--- TASK INSTRUCTIONS ---
Find the word "group" in the listing below. Copy every line that has it.

--- DATA FOR REVIEW ---
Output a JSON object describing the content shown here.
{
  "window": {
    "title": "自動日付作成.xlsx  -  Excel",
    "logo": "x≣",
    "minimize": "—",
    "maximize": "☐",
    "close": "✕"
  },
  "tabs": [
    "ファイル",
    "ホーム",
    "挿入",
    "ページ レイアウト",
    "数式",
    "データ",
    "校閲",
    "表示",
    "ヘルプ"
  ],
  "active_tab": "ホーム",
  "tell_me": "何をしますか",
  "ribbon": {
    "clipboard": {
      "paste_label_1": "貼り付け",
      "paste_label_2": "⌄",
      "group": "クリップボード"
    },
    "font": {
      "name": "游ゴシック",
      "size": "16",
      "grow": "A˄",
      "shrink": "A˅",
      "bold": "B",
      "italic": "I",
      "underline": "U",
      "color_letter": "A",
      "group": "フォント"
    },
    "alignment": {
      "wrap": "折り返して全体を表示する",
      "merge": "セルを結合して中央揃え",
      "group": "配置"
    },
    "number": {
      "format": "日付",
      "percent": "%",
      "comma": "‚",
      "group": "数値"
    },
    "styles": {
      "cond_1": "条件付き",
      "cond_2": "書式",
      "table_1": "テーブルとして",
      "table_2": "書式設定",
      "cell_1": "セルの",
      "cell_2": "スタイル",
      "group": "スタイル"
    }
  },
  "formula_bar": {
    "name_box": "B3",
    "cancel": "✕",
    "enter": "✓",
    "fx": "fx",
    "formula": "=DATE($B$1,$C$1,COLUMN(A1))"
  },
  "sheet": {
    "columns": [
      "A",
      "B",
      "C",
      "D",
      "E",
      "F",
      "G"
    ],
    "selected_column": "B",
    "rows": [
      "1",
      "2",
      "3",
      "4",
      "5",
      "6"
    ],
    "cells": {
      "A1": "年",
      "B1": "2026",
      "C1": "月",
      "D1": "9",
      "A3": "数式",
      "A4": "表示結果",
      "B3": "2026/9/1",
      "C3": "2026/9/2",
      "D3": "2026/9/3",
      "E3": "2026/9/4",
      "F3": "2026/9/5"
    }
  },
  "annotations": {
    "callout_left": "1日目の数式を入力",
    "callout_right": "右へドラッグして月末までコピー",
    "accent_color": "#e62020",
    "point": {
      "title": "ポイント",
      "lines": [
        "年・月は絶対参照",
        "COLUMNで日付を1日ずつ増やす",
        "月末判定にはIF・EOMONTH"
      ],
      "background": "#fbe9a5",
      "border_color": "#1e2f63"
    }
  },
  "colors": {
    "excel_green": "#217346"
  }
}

--- WRITTEN REPLY ---
      "group": "クリップボード"
      "group": "フォント"
      "group": "配置"
      "group": "数値"
      "group": "スタイル"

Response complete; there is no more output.